Two papers out recently in Arxive and Biorxiv:

  • A critique of pure learning: what artificial neural networks can learn from animal brains
    • Animals learn rapidly and robustly, without the need for labeled sensory data, largely through innate mechanisms as arrived at and encoded genetically through evolution.
    • Still, this cannot account for the connectivity of the human brain, which is much to large for the genome; with us, there are cannonical circuits and patterns of intra-area connectivity which act as the 'innate' learning biases.
    • Mice and men are not so far apart evolutionary. (I've heard this also from people FIB-SEM imaging cortex) Hence, understanding one should appreciably lead us to understand the other. (I agree with this sentiment, but for the fact that lab mice are dumb, and have pretty stereotyped behaviors).
    • References Long short term memory and learning to learn in networks of spiking neurons -- which claims that a hybrid algorithm (BPTT with neuronal rewiring) with realistic neuronal dynamics markedly increases the computational power of spiking neural networks.
  • What does it mean to understand a neural network?
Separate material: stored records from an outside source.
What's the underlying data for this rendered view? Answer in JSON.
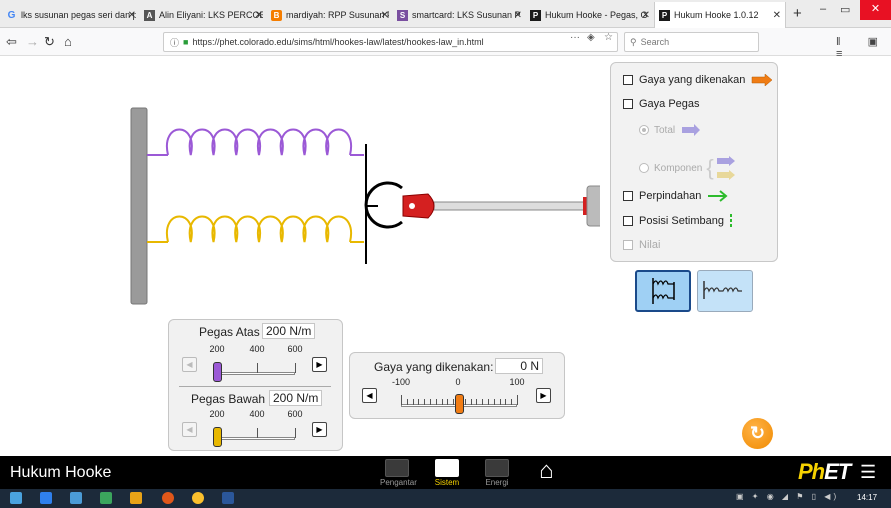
{
  "browser": {
    "tabs": [
      {
        "title": "lks susunan pegas seri dan p",
        "fav": "G",
        "fav_color": "#4285f4"
      },
      {
        "title": "Alin Eliyani: LKS PERCOBAA",
        "fav": "A",
        "fav_color": "#555555"
      },
      {
        "title": "mardiyah: RPP Susunan Pe",
        "fav": "B",
        "fav_color": "#f57d00"
      },
      {
        "title": "smartcard: LKS Susunan P",
        "fav": "S",
        "fav_color": "#7a4fa0"
      },
      {
        "title": "Hukum Hooke - Pegas, G",
        "fav": "P",
        "fav_color": "#1a1a1a"
      },
      {
        "title": "Hukum Hooke 1.0.12",
        "fav": "P",
        "fav_color": "#1a1a1a"
      }
    ],
    "url": "https://phet.colorado.edu/sims/html/hookes-law/latest/hookes-law_in.html",
    "search_placeholder": "Search",
    "url_menu_icon": "···"
  },
  "checkboxes": {
    "applied_force": "Gaya yang dikenakan",
    "spring_force": "Gaya Pegas",
    "total": "Total",
    "components": "Komponen",
    "displacement": "Perpindahan",
    "equilibrium": "Posisi Setimbang",
    "values": "Nilai"
  },
  "top_spring": {
    "label": "Pegas Atas",
    "value": "200 N/m",
    "ticks": [
      "200",
      "400",
      "600"
    ],
    "value_fraction": 0.0
  },
  "bottom_spring": {
    "label": "Pegas Bawah",
    "value": "200 N/m",
    "ticks": [
      "200",
      "400",
      "600"
    ],
    "value_fraction": 0.0
  },
  "applied_force": {
    "label": "Gaya yang dikenakan:",
    "value": "0 N",
    "ticks": [
      "-100",
      "0",
      "100"
    ],
    "value_fraction": 0.5
  },
  "footer": {
    "title": "Hukum Hooke",
    "screens": [
      "Pengantar",
      "Sistem",
      "Energi"
    ],
    "active_screen": "Sistem",
    "brand_ph": "Ph",
    "brand_et": "ET"
  },
  "taskbar": {
    "clock": "14:17"
  },
  "colors": {
    "top_spring": "#9b59d6",
    "bottom_spring": "#e8b800",
    "applied_force_arrow": "#f07c14",
    "total_arrow": "#a9a1e0",
    "component_arrow": "#e8d89a",
    "displacement_arrow": "#2dbb2d",
    "equilibrium_line": "#2dbb2d",
    "slider_top_thumb": "#9b59d6",
    "slider_bottom_thumb": "#e8b800",
    "slider_force_thumb": "#f07c14"
  }
}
    • As has been the intuition with a lot of neuroscientists probably for a long time, posits that we have to investigate the developmental rules (wiring and connectivity, same as above) plus the local-ish learning rules (synaptic, dendritic, other .. astrocytic).
      • The weights themselves, in either biological neural networks, or in ANN's, are not at all informative! (Duh).
    • Emphasizes the concept of compressability: how much information can be discarded without impacting performance? With some modern ANN's, 30-50x compression is possible. Authors here argue that little compression is possible in the human brain -- the wealth of all those details about the world are needed! In other words, no compact description is possible.
    • Hence, you need to learn how the network learns those details, and how it's structured so that important things are learned rapidly and robustly, as seen in animals (very similar to above).